- Write a letter or email. If you’re not quite ready to talk about how you’re feeling, writing your thoughts on paper can be therapeutic and help you sort out what’s going on in your head. It can allow you to organize whatever you’re thinking and fully process your thoughts. This way, when you are ready to ask for help with addiction, you’ll know exactly what to say and how to say it. After you send your letter or email, there’s no going back, so you’ll be forced to confront reality.
- Reach out to a medical professional. Doctors are ready and able to help you with any medical concerns you have, especially when it comes to addiction. Once you meet with your doctor, he or she will ask you a series of questions to determine the severity of your disease. They’ll lay out the next steps for you (most likely directing you toward a treatment center) so that you can get healthy and sober.

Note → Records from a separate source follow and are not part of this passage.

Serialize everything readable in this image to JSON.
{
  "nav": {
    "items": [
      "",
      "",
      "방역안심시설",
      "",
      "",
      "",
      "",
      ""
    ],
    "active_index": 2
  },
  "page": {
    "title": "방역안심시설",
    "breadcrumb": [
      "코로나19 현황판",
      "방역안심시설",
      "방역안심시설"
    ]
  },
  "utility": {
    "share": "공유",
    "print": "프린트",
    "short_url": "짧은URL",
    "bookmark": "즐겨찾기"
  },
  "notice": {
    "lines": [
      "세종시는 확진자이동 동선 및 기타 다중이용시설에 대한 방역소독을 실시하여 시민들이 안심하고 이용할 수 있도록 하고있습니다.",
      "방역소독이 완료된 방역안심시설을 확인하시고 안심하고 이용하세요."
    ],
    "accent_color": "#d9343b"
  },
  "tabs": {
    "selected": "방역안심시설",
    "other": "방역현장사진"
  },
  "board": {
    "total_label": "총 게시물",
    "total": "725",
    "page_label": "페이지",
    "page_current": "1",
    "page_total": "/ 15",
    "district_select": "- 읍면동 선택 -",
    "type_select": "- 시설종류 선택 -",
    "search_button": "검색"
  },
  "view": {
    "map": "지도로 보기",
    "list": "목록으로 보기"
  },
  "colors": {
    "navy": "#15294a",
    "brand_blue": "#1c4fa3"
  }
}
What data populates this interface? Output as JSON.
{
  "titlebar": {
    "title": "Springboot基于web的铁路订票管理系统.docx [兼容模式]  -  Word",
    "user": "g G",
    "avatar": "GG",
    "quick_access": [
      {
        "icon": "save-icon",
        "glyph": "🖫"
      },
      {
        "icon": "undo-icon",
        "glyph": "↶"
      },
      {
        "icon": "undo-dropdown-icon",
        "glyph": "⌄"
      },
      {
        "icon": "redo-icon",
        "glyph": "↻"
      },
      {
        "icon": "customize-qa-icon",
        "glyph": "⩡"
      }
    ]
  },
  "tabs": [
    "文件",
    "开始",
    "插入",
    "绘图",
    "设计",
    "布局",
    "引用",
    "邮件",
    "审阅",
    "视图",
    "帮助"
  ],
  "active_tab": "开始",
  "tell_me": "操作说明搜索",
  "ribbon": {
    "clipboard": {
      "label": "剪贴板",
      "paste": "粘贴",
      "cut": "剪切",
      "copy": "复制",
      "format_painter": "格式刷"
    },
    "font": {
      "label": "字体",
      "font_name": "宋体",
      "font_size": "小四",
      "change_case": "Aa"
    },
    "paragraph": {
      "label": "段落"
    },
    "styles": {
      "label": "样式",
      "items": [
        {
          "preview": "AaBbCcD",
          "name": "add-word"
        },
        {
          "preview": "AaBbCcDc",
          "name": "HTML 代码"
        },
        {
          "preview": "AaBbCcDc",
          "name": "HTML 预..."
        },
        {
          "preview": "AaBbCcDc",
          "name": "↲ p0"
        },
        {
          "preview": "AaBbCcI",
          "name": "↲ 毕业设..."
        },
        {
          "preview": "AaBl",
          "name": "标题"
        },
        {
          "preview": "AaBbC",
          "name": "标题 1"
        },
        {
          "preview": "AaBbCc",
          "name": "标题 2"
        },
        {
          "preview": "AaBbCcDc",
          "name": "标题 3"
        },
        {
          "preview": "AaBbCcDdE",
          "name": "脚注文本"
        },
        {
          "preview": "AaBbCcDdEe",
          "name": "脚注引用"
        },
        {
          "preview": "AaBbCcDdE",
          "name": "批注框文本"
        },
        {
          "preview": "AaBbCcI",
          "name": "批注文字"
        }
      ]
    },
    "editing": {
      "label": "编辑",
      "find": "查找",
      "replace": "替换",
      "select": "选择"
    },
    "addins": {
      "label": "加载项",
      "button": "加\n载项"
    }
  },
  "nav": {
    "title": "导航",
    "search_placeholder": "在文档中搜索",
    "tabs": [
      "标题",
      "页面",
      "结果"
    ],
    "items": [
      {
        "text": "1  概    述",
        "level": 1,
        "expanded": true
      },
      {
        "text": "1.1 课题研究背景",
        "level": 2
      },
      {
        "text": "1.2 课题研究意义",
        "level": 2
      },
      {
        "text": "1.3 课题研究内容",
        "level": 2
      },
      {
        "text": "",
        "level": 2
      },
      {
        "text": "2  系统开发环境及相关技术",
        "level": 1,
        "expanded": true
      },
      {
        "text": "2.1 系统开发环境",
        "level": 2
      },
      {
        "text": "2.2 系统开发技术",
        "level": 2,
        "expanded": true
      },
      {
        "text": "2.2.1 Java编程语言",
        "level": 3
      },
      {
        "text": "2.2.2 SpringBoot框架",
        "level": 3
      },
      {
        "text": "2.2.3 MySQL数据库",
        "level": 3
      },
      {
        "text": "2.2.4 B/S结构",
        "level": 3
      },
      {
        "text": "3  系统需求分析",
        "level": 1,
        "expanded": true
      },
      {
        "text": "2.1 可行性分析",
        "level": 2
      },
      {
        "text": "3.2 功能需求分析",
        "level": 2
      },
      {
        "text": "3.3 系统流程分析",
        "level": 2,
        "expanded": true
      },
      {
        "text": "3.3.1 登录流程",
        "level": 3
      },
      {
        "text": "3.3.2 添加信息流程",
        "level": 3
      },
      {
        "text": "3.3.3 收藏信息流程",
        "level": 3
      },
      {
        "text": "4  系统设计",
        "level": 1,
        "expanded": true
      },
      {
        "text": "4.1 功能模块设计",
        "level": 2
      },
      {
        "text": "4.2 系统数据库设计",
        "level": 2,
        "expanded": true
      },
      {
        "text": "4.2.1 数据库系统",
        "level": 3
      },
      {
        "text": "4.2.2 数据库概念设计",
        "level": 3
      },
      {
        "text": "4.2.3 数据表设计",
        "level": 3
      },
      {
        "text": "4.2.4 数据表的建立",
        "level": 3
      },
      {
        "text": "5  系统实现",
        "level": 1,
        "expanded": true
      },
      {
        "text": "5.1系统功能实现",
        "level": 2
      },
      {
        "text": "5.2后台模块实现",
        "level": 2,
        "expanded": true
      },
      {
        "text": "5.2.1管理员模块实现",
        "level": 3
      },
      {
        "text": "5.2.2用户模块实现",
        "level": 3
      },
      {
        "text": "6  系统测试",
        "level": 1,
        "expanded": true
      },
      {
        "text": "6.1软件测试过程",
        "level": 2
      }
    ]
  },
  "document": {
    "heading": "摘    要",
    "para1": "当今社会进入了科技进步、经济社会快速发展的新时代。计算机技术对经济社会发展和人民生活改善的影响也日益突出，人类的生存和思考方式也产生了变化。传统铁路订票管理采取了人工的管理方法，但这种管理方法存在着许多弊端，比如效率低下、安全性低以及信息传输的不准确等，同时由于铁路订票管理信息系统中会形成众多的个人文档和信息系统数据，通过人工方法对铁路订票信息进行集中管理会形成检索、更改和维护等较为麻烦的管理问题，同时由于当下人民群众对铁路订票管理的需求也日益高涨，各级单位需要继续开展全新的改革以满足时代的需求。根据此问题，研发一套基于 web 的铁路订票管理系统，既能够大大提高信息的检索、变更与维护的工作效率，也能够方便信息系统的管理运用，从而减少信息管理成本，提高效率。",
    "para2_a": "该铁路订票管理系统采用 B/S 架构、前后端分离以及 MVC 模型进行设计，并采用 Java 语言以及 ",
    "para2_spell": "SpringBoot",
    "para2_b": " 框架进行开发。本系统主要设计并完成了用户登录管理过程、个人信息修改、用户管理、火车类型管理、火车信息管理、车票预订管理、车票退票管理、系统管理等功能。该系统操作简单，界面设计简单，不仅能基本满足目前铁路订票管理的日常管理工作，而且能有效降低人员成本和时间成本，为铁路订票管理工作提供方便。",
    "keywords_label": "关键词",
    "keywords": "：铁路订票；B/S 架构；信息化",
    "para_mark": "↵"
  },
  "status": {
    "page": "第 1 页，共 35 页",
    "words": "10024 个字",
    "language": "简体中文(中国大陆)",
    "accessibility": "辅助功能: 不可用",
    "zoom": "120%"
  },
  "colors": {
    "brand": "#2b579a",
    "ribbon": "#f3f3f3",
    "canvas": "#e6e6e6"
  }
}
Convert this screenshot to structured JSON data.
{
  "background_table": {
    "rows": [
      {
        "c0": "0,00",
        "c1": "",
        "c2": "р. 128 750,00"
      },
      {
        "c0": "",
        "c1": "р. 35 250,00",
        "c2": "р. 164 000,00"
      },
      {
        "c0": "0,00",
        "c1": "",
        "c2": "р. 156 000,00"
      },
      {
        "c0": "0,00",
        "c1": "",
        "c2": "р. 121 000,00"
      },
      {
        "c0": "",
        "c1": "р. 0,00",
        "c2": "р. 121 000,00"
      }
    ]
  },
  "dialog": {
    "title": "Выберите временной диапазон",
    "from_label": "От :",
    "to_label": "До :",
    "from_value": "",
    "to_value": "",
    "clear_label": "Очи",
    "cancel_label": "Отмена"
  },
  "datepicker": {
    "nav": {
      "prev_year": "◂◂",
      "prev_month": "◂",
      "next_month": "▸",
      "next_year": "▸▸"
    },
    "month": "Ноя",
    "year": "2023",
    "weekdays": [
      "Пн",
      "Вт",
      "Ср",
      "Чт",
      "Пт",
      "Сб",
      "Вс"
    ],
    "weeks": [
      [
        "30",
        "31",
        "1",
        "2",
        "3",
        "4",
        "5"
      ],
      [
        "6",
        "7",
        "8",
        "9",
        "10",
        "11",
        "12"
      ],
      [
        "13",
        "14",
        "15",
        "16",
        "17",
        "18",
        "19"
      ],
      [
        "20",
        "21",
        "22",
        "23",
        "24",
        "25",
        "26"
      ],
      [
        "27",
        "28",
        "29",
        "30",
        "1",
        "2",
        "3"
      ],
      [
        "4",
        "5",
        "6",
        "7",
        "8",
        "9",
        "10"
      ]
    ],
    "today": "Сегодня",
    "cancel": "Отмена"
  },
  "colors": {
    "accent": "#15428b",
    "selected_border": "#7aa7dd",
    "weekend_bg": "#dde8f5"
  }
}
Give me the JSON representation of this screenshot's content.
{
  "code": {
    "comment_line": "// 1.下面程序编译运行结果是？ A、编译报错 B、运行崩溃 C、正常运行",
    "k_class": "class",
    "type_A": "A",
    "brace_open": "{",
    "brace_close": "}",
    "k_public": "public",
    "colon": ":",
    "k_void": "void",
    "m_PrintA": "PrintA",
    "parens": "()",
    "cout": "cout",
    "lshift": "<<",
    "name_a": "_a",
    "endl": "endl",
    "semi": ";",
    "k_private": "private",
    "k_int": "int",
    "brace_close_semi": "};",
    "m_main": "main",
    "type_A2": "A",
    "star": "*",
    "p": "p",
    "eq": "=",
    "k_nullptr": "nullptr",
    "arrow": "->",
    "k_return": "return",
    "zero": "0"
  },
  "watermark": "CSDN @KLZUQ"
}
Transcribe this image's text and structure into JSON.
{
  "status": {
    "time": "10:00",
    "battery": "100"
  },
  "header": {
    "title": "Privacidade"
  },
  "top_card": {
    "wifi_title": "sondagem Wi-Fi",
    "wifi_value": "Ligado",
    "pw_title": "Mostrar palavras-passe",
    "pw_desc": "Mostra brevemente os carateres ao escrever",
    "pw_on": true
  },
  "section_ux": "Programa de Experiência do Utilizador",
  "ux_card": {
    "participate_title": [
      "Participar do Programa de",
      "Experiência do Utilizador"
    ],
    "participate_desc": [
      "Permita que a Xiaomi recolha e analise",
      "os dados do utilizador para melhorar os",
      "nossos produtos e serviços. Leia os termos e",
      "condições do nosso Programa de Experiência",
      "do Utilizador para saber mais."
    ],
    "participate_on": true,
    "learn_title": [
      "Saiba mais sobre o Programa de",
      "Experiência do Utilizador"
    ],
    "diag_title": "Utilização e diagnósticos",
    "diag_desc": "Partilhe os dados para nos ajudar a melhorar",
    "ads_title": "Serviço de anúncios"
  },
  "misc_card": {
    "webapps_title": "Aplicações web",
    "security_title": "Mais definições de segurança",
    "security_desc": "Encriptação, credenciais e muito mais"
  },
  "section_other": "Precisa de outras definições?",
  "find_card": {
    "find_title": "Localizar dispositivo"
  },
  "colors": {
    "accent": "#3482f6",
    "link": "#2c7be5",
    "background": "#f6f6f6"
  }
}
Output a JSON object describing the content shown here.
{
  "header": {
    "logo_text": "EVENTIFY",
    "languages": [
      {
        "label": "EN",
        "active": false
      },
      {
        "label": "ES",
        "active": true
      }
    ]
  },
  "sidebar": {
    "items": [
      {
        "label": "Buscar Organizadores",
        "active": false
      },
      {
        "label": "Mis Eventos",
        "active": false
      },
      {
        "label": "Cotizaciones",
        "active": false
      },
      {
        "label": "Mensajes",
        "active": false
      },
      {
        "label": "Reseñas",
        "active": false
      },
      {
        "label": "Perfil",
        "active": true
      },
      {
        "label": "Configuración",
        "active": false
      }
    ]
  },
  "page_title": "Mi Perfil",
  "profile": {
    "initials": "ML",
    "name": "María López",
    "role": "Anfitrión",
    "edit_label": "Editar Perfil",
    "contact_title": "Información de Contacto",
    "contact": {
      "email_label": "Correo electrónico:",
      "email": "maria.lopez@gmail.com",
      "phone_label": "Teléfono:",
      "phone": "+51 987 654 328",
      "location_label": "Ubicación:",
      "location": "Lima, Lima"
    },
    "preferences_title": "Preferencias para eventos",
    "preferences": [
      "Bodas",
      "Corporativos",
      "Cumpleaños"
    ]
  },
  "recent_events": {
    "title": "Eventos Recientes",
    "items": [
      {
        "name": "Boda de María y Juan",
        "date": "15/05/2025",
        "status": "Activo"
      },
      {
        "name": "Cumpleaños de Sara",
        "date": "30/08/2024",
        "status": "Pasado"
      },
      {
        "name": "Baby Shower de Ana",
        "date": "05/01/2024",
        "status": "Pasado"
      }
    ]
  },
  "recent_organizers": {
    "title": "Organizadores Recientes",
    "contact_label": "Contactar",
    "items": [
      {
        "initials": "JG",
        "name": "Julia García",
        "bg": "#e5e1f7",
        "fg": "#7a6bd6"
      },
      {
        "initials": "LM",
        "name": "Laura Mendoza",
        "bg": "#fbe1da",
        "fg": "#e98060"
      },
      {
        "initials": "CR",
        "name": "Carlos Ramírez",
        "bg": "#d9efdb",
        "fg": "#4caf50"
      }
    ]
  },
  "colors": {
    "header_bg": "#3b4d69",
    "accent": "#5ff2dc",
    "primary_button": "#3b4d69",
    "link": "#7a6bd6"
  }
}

- Search for online resources. From Facebook groups to chat rooms and AA meetings, there are plenty of online addiction resources for you to peruse. It might be easier for you to look online for these resources until you’re ready to speak to someone in person. On a website, you can chat online with a representative who can lead you on the right path. Looking through online resources can at least give you some information on what you’re going through and provide you with some help with addiction.
There’s no right or wrong way to ask for help. The important thing is that you’re taking the right step forward in dealing with your addiction. It’s never too late to address your problems and face them head-on. Once you’re able to do this, you can do anything.
Ask for Help and Seek Treatment at Coastal Detox
The interesting thing about all of this is that once you take that first step and ask for help, you realize how all of your fears were not true, and even if any of them do come to fruition, it doesn’t affect you in the way you thought it would. So if you are on the fence as to whether or not you need to seek help with addiction, contact Coastal Detox today. Our trained professionals are standing by, waiting to help you forge a new beginning and put an end to the harmful path that you were on.